Quantum leaps into new standards
EXETER, Pa. - Quantum Rehab laid down the law in January, releasing a new set of provider standards intended to raise the industry's professionalism and to make sure end-users receive the equipment that best suits their needs, said company officials.
"We took a real close look at our (old) standards, and while they were guidelines, too many things were a bit vague," said Cody Verrett, Quantum's national sales director.
The new guidelines leave nothing to the imagination, and they are mandatory, he said. If Quantum discovers that a provider is not following the guidelines exactly, the company "reserves the right to rescind existing provider status or decline new applications to provide our rehab products."
Additionally, "we listened closely to our providers and implemented a standard that gives us the right to protect certain markets," said Ted Raquet, vice president of domestic sales. That means if Quantum considers a market saturated--that the available business won't support additional providers--"we have the ability to refuse to open a new provider to protect the interests of loyal independent providers."
In all, Quantum, a division of Pride Mobility, has eight new standards. Among other things, the standards state that: Quantum products may not be sold over the Internet; effective April 1, Quantum products must be provided by a supplier that employs an ATS or ATP; a provider or employee must not be excluded from a federal or state healthcare program.
Tim Pederson, owner of WestMed Rehab in Rapid City, S.D., called the standards "excellent."
"That is exactly what we need from our manufacturers to support the complex rehab industry," he said. "It will eliminate a lot of the black eyes that we get as an industry for inappropriate equipment applications."
While providers and other industry watchers give Quantum high marks for publishing the standards, they follow closely new CMS requirements. Given that, Simon Margolis, executive director of NRRTS, "guaranteed" that manufacturers that don't have published standards will soon follow Quantum's lead.

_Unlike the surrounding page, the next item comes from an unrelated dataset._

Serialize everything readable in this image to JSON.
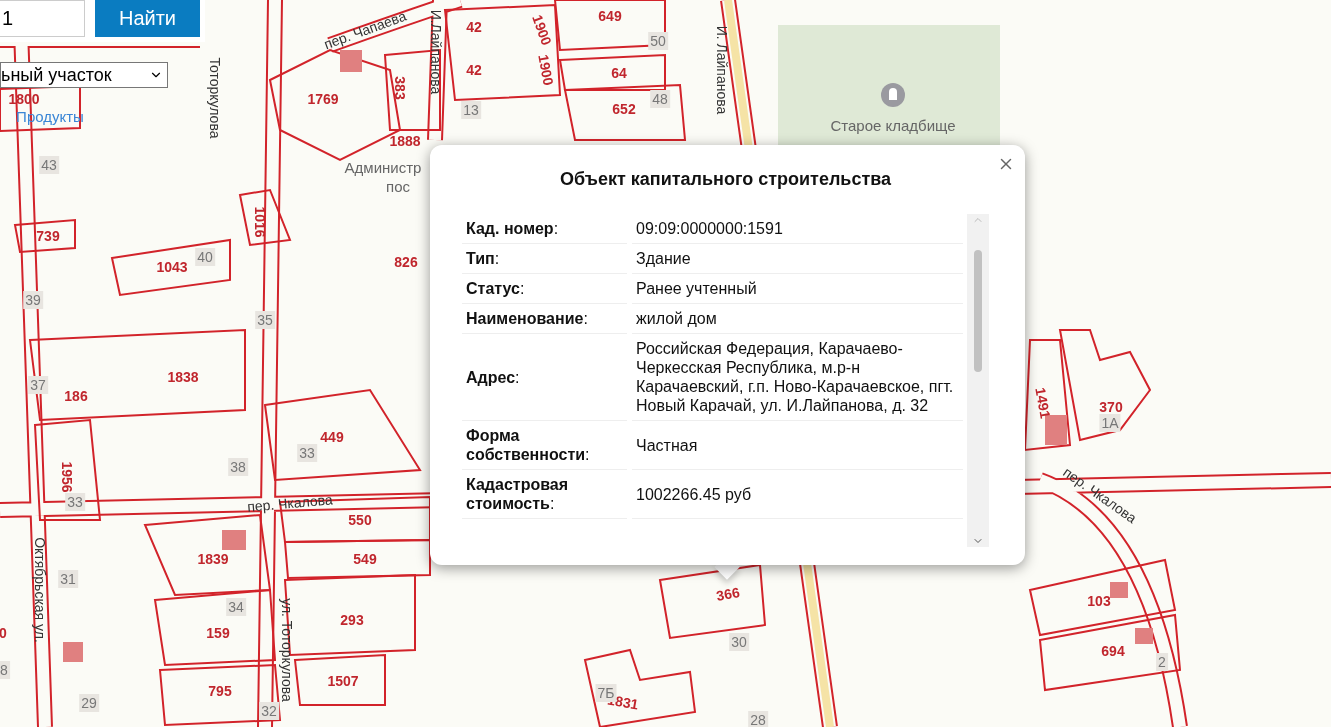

"In the past, manufacturers were hesitant to set up standards because they had nothing to hang their hats on--any kind of government regulations," he said.
Standards are great but "you have to be prepared to enforce them and not deviate," said Jerry Keiderling, vice president of The VGM Group's U.S. Rehab. Otherwise, it will greatly damage the manufacturer's reputation.
"The first time a larger opportunity comes their way and doesn't meet the standards, and the rep says to himself, 'Wow. I'm going to go ahead and pass you but don't tell anyone.' At that point it can turn around and bite you because once you deviate, the rumor mill starts," Keiderling said.